### Problem to work on
Please tally the lines in the records that include the word "this" and answer with the bare number.

### Recorded information
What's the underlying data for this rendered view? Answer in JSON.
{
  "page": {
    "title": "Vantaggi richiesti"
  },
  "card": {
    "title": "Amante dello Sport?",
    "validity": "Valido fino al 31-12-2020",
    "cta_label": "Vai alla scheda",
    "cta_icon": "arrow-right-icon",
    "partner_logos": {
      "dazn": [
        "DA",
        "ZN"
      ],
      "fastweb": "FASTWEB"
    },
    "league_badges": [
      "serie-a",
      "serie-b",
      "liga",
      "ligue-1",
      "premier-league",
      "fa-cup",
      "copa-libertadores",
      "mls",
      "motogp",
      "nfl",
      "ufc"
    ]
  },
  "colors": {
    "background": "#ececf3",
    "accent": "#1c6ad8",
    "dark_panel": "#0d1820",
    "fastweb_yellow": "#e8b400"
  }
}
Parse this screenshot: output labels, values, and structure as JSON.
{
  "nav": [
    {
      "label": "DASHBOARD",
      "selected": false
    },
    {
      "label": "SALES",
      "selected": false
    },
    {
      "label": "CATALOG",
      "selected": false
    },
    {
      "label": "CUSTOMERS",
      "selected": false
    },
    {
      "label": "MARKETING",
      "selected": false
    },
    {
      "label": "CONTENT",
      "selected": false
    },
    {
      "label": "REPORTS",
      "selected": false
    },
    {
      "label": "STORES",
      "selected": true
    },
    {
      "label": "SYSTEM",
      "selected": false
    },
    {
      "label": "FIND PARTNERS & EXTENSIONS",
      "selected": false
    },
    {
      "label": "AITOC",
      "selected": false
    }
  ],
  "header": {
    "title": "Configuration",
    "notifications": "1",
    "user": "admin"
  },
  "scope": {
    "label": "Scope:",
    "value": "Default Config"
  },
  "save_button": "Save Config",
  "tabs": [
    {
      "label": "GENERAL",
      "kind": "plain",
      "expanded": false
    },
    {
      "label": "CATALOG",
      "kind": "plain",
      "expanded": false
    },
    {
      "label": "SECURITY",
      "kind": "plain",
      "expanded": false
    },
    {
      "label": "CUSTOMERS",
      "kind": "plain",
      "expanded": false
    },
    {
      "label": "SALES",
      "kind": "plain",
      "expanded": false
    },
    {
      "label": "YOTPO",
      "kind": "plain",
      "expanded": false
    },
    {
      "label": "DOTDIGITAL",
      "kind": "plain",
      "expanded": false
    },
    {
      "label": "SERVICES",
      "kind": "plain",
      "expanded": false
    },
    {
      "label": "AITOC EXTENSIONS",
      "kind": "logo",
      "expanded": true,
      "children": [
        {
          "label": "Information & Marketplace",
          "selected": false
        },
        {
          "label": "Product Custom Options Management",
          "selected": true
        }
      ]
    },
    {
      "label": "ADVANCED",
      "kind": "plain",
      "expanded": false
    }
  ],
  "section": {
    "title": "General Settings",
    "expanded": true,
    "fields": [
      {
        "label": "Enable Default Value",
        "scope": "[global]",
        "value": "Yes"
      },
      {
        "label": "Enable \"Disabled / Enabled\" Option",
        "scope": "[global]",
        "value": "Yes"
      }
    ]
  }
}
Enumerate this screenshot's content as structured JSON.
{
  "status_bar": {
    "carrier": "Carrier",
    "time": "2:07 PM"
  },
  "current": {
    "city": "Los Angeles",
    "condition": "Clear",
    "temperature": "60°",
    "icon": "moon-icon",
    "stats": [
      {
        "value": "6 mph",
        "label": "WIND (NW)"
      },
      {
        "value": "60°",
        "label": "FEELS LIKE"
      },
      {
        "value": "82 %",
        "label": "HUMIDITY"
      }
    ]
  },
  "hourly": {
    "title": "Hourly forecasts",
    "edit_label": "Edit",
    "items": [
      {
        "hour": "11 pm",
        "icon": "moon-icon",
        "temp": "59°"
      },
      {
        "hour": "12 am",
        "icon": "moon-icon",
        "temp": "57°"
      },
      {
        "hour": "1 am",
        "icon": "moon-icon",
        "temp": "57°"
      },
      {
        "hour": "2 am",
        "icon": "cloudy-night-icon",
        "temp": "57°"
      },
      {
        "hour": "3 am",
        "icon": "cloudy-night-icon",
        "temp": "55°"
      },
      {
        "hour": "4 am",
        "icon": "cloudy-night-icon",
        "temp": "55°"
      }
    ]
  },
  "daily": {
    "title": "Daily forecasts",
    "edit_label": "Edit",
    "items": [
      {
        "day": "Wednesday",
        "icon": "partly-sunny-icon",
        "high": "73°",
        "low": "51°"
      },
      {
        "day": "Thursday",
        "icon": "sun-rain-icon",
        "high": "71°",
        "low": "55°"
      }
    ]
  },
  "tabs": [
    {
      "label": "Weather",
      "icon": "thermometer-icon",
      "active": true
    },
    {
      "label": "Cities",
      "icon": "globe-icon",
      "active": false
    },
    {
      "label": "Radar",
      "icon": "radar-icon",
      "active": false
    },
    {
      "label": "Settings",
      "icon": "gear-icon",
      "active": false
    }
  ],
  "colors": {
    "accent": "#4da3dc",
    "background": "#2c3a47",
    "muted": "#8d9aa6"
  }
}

### Result
3